> [What you will do]: All entries below are to be reproduced exactly.

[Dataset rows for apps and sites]
<<<<

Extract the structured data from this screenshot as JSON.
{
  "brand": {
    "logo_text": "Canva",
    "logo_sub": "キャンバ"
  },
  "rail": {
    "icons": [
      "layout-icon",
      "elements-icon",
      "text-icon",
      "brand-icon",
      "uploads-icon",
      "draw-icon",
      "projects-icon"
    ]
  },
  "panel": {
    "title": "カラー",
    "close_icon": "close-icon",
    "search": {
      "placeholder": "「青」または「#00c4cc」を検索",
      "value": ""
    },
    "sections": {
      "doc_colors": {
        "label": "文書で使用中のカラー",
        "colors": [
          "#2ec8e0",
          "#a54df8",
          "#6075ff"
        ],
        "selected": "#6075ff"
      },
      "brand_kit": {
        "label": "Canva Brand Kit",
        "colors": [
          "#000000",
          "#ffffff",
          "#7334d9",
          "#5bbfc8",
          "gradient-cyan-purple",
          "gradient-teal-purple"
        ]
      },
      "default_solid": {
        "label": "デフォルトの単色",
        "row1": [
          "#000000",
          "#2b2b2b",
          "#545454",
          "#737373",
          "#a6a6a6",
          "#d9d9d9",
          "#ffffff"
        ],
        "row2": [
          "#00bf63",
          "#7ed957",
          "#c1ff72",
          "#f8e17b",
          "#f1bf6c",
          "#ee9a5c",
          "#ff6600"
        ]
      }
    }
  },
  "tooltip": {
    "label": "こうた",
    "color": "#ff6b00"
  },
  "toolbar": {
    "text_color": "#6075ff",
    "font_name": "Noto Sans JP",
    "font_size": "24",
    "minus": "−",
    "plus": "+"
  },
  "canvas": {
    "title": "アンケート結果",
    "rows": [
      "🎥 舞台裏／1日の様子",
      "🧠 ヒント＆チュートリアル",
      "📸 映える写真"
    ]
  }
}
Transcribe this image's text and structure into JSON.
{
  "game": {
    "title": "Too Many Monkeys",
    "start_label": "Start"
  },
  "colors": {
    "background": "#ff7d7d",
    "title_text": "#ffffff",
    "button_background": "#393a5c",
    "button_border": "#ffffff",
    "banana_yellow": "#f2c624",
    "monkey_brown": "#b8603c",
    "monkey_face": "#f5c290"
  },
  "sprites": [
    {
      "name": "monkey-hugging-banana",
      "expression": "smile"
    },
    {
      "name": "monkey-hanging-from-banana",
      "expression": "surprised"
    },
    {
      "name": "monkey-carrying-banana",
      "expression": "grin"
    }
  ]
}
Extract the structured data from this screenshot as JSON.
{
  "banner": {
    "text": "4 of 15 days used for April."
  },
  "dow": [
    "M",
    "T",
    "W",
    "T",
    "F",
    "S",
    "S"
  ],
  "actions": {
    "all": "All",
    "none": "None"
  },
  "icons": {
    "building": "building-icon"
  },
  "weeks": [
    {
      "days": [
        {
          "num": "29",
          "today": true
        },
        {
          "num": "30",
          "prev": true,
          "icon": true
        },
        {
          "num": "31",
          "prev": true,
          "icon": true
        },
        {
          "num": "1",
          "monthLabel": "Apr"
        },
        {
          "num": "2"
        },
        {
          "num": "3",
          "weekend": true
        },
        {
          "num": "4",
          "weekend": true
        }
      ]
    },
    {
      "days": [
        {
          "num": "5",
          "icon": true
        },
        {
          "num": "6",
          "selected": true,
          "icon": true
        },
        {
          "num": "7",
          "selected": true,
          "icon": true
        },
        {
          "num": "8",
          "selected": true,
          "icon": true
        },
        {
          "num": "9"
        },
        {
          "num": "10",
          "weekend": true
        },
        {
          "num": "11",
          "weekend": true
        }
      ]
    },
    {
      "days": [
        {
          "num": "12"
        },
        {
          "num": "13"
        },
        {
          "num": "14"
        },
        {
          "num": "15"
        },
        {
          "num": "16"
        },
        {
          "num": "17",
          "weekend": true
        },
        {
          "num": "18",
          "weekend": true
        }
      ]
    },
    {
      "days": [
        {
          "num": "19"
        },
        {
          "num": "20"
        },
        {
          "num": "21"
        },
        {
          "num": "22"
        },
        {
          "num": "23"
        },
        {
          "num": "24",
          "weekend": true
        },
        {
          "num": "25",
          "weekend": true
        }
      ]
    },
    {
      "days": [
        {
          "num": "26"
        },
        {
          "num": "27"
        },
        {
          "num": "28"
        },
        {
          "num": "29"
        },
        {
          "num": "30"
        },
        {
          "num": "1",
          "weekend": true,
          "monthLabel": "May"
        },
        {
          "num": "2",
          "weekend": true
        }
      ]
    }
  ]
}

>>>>

> [Solution for this exercise]:
Extract the structured data from this screenshot as JSON.
{
  "brand": {
    "logo_text": "Canva",
    "logo_sub": "キャンバ"
  },
  "rail": {
    "icons": [
      "layout-icon",
      "elements-icon",
      "text-icon",
      "brand-icon",
      "uploads-icon",
      "draw-icon",
      "projects-icon"
    ]
  },
  "panel": {
    "title": "カラー",
    "close_icon": "close-icon",
    "search": {
      "placeholder": "「青」または「#00c4cc」を検索",
      "value": ""
    },
    "sections": {
      "doc_colors": {
        "label": "文書で使用中のカラー",
        "colors": [
          "#2ec8e0",
          "#a54df8",
          "#6075ff"
        ],
        "selected": "#6075ff"
      },
      "brand_kit": {
        "label": "Canva Brand Kit",
        "colors": [
          "#000000",
          "#ffffff",
          "#7334d9",
          "#5bbfc8",
          "gradient-cyan-purple",
          "gradient-teal-purple"
        ]
      },
      "default_solid": {
        "label": "デフォルトの単色",
        "row1": [
          "#000000",
          "#2b2b2b",
          "#545454",
          "#737373",
          "#a6a6a6",
          "#d9d9d9",
          "#ffffff"
        ],
        "row2": [
          "#00bf63",
          "#7ed957",
          "#c1ff72",
          "#f8e17b",
          "#f1bf6c",
          "#ee9a5c",
          "#ff6600"
        ]
      }
    }
  },
  "tooltip": {
    "label": "こうた",
    "color": "#ff6b00"
  },
  "toolbar": {
    "text_color": "#6075ff",
    "font_name": "Noto Sans JP",
    "font_size": "24",
    "minus": "−",
    "plus": "+"
  },
  "canvas": {
    "title": "アンケート結果",
    "rows": [
      "🎥 舞台裏／1日の様子",
      "🧠 ヒント＆チュートリアル",
      "📸 映える写真"
    ]
  }
}
Transcribe this image's text and structure into JSON.
{
  "game": {
    "title": "Too Many Monkeys",
    "start_label": "Start"
  },
  "colors": {
    "background": "#ff7d7d",
    "title_text": "#ffffff",
    "button_background": "#393a5c",
    "button_border": "#ffffff",
    "banana_yellow": "#f2c624",
    "monkey_brown": "#b8603c",
    "monkey_face": "#f5c290"
  },
  "sprites": [
    {
      "name": "monkey-hugging-banana",
      "expression": "smile"
    },
    {
      "name": "monkey-hanging-from-banana",
      "expression": "surprised"
    },
    {
      "name": "monkey-carrying-banana",
      "expression": "grin"
    }
  ]
}
Extract the structured data from this screenshot as JSON.
{
  "banner": {
    "text": "4 of 15 days used for April."
  },
  "dow": [
    "M",
    "T",
    "W",
    "T",
    "F",
    "S",
    "S"
  ],
  "actions": {
    "all": "All",
    "none": "None"
  },
  "icons": {
    "building": "building-icon"
  },
  "weeks": [
    {
      "days": [
        {
          "num": "29",
          "today": true
        },
        {
          "num": "30",
          "prev": true,
          "icon": true
        },
        {
          "num": "31",
          "prev": true,
          "icon": true
        },
        {
          "num": "1",
          "monthLabel": "Apr"
        },
        {
          "num": "2"
        },
        {
          "num": "3",
          "weekend": true
        },
        {
          "num": "4",
          "weekend": true
        }
      ]
    },
    {
      "days": [
        {
          "num": "5",
          "icon": true
        },
        {
          "num": "6",
          "selected": true,
          "icon": true
        },
        {
          "num": "7",
          "selected": true,
          "icon": true
        },
        {
          "num": "8",
          "selected": true,
          "icon": true
        },
        {
          "num": "9"
        },
        {
          "num": "10",
          "weekend": true
        },
        {
          "num": "11",
          "weekend": true
        }
      ]
    },
    {
      "days": [
        {
          "num": "12"
        },
        {
          "num": "13"
        },
        {
          "num": "14"
        },
        {
          "num": "15"
        },
        {
          "num": "16"
        },
        {
          "num": "17",
          "weekend": true
        },
        {
          "num": "18",
          "weekend": true
        }
      ]
    },
    {
      "days": [
        {
          "num": "19"
        },
        {
          "num": "20"
        },
        {
          "num": "21"
        },
        {
          "num": "22"
        },
        {
          "num": "23"
        },
        {
          "num": "24",
          "weekend": true
        },
        {
          "num": "25",
          "weekend": true
        }
      ]
    },
    {
      "days": [
        {
          "num": "26"
        },
        {
          "num": "27"
        },
        {
          "num": "28"
        },
        {
          "num": "29"
        },
        {
          "num": "30"
        },
        {
          "num": "1",
          "weekend": true,
          "monthLabel": "May"
        },
        {
          "num": "2",
          "weekend": true
        }
      ]
    }
  ]
}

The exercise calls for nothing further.